Imagery - Being able to activate an internal nurturing Parent. Soothing self-talk.
Reasoning - "Compassion isn't stupid". It's important that we are able to reason and reflect, standing back and understanding things, thinking about the wider picture, not just about our immediate circle of concern.
Behaviour - The behaviours of compassion are often courageous. Doing the things one needs to do in order to flourish. Paying attention to one's breathing, one's tone of voice, one's posture (all of which stimulate the vagal system). Feeling the anger but not reaching for the hammer.
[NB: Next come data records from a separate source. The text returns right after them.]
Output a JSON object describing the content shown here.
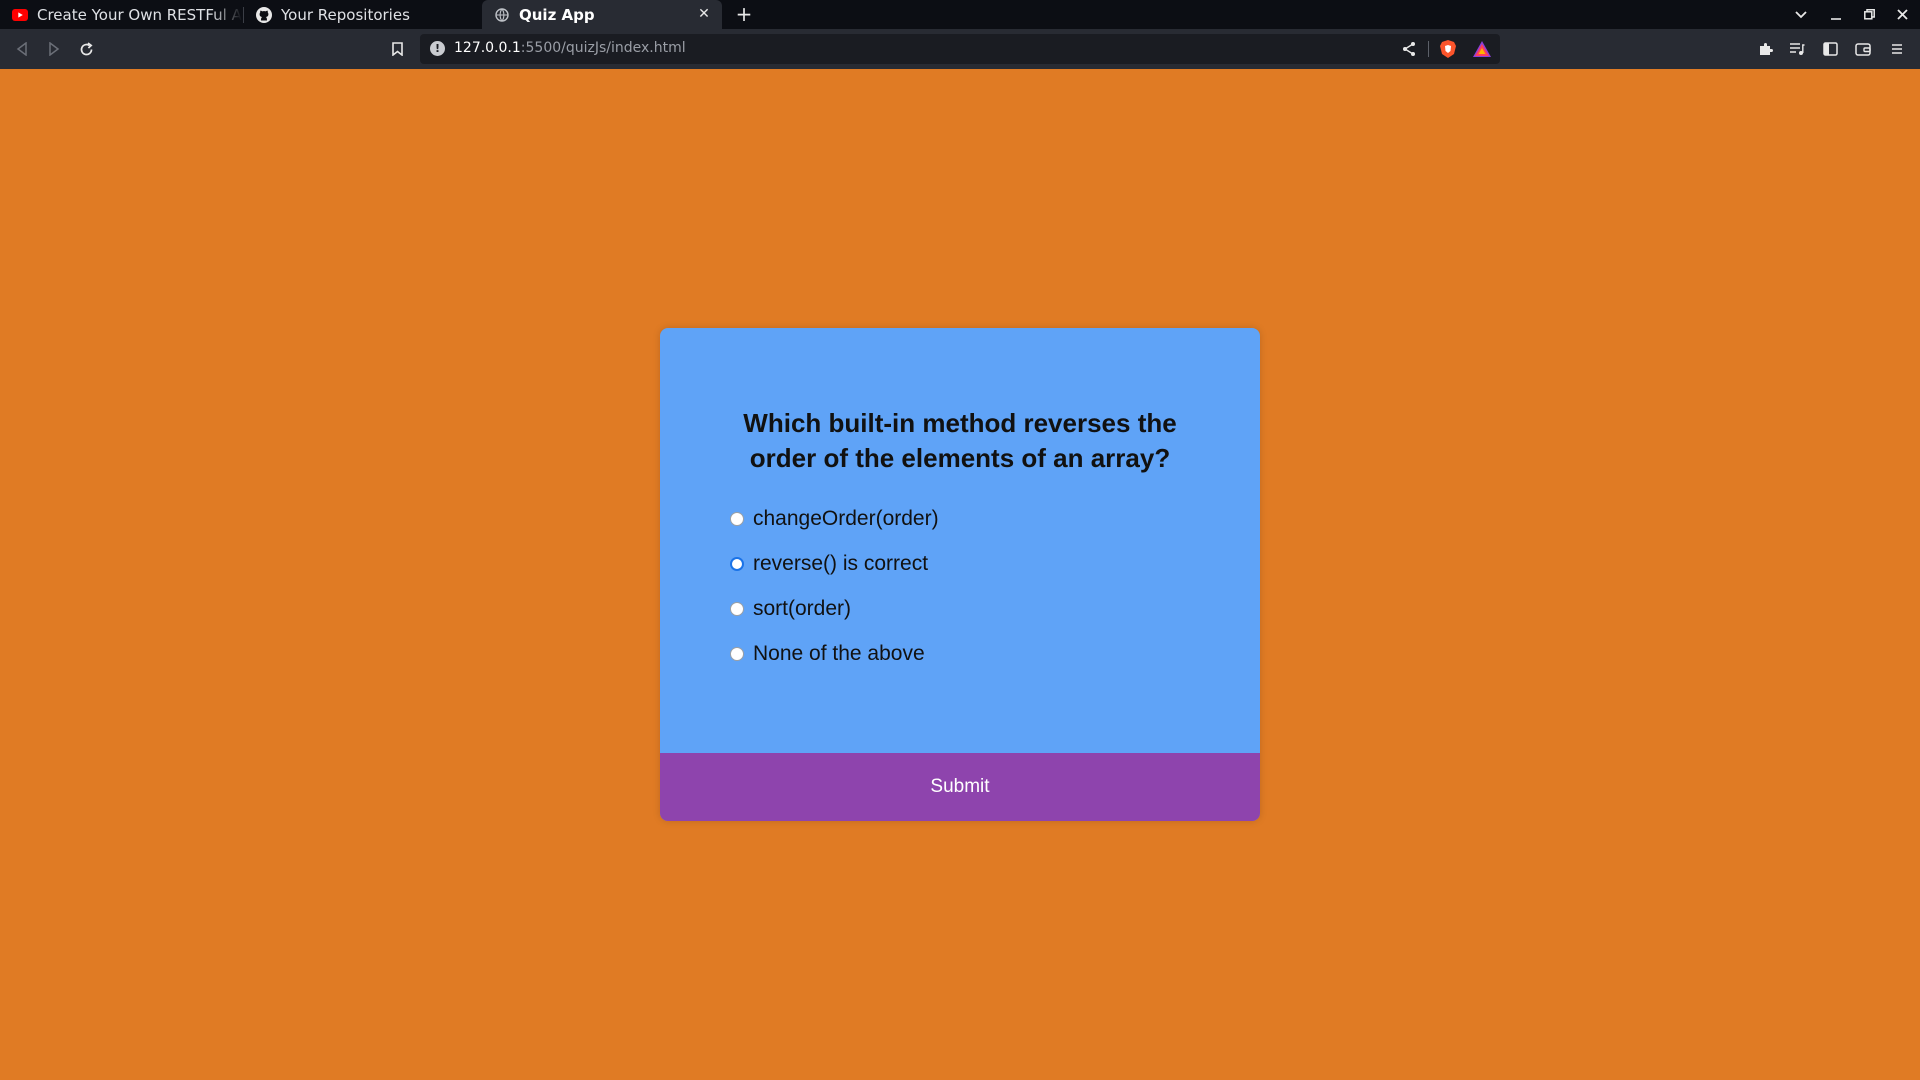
{
  "browser": {
    "tabs": [
      {
        "title": "Create Your Own RESTFul API",
        "icon": "youtube-icon"
      },
      {
        "title": "Your Repositories",
        "icon": "github-icon"
      },
      {
        "title": "Quiz App",
        "icon": "globe-icon",
        "active": true
      }
    ],
    "url": {
      "host": "127.0.0.1",
      "path": ":5500/quizJs/index.html"
    }
  },
  "quiz": {
    "question": "Which built-in method reverses the order of the elements of an array?",
    "answers": [
      {
        "label": "changeOrder(order)",
        "selected": false
      },
      {
        "label": "reverse() is correct",
        "selected": true
      },
      {
        "label": "sort(order)",
        "selected": false
      },
      {
        "label": "None of the above",
        "selected": false
      }
    ],
    "submit_label": "Submit"
  },
  "colors": {
    "page_background": "#e07b24",
    "card_background": "#5fa3f7",
    "submit_background": "#8e44ad"
  }
}
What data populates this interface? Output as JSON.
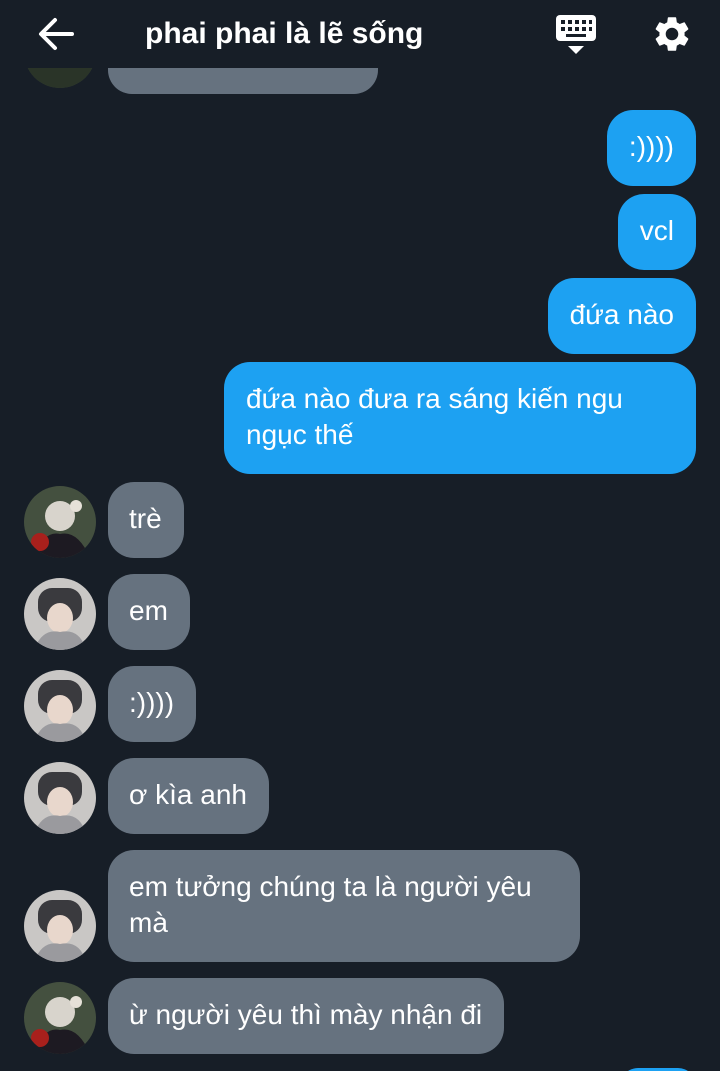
{
  "header": {
    "back_icon": "arrow-left-icon",
    "title": "phai phai là lẽ sống",
    "keyboard_icon": "keyboard-icon",
    "settings_icon": "gear-icon"
  },
  "colors": {
    "background": "#171e27",
    "outgoing_bubble": "#1da1f2",
    "incoming_bubble": "#66727f",
    "text": "#ffffff"
  },
  "messages": [
    {
      "from": "me",
      "text": ":))))"
    },
    {
      "from": "me",
      "text": "vcl"
    },
    {
      "from": "me",
      "text": "đứa nào"
    },
    {
      "from": "me",
      "text": "đứa nào đưa ra sáng kiến ngu ngục thế"
    },
    {
      "from": "other",
      "text": "trè"
    },
    {
      "from": "other",
      "text": "em"
    },
    {
      "from": "other",
      "text": ":))))"
    },
    {
      "from": "other",
      "text": "ơ kìa anh"
    },
    {
      "from": "other",
      "text": "em tưởng chúng ta là người yêu mà"
    },
    {
      "from": "other",
      "text": "ừ người yêu thì mày nhận đi"
    }
  ]
}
Feeling - Enhancing positive, warm feelings, kindness. Expanding our window of affective tolerance. Descent into suffering, pain, anger but not being overwhelmed by it. The point of mind-training is not to get rid of feelings.
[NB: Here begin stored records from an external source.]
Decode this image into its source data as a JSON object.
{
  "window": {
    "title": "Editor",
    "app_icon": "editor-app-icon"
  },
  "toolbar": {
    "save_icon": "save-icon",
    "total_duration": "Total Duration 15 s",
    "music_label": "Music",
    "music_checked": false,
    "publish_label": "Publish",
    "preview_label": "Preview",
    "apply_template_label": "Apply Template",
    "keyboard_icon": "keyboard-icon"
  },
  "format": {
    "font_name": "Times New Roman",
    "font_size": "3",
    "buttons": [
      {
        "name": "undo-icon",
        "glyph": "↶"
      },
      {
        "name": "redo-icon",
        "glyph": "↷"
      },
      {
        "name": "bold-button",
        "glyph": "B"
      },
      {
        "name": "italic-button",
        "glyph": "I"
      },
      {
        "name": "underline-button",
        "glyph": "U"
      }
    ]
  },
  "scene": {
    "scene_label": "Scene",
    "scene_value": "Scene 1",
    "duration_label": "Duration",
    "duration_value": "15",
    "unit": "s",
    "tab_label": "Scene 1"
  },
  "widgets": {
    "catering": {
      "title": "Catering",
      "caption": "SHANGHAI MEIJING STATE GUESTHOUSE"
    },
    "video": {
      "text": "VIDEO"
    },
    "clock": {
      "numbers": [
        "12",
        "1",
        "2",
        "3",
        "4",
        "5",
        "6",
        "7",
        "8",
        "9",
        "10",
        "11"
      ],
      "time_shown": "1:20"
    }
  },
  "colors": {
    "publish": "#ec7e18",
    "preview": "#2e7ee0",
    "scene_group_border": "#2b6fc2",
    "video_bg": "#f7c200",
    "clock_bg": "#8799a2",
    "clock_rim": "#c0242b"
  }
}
|Posted on December 2, 2013 at 11:02 AM||comments (95)|
A 2010 study by Johnathan Shedler of University of Colorado about the efficacy of psychodynamic psychotherpy, published in the American Psychologyst. Available in PDF format here: www.apa.org/pubs/journals/releases/amp-65-2-98.pdf
|Posted on July 3, 2013 at 12:43 PM||comments (0)|
Reading the work of psychiatrist and transactional analyst James R. Allen gives me great pleasure as I discover a knowledgeable and nuanced and autonomous thinker who seamlessly incorporates science and hermeneutics. In the article "Yeastlings" Allen uses the metaphor of rising dough to signify "the quiet pockets of transformation" in transactional analysis paradigm. He is talking about a shift from Berne's modernist project to a postmodern transactional analysis. The article is available from the USATAA website.
|Posted on July 2, 2013 at 10:26 AM||comments (2)|
A moving article by psychiatrist and psychotherapist Robert Lewis asking: "How does one both be the responsible healer who maintains the frame and the wounded healer inside the frame with the wounded patient? In some ways, one hopes to embody a presence, not unlike that of the parent who both takes responsibility for his child and yet remembers that the child (patient) knows at least as much about where your journey together must go."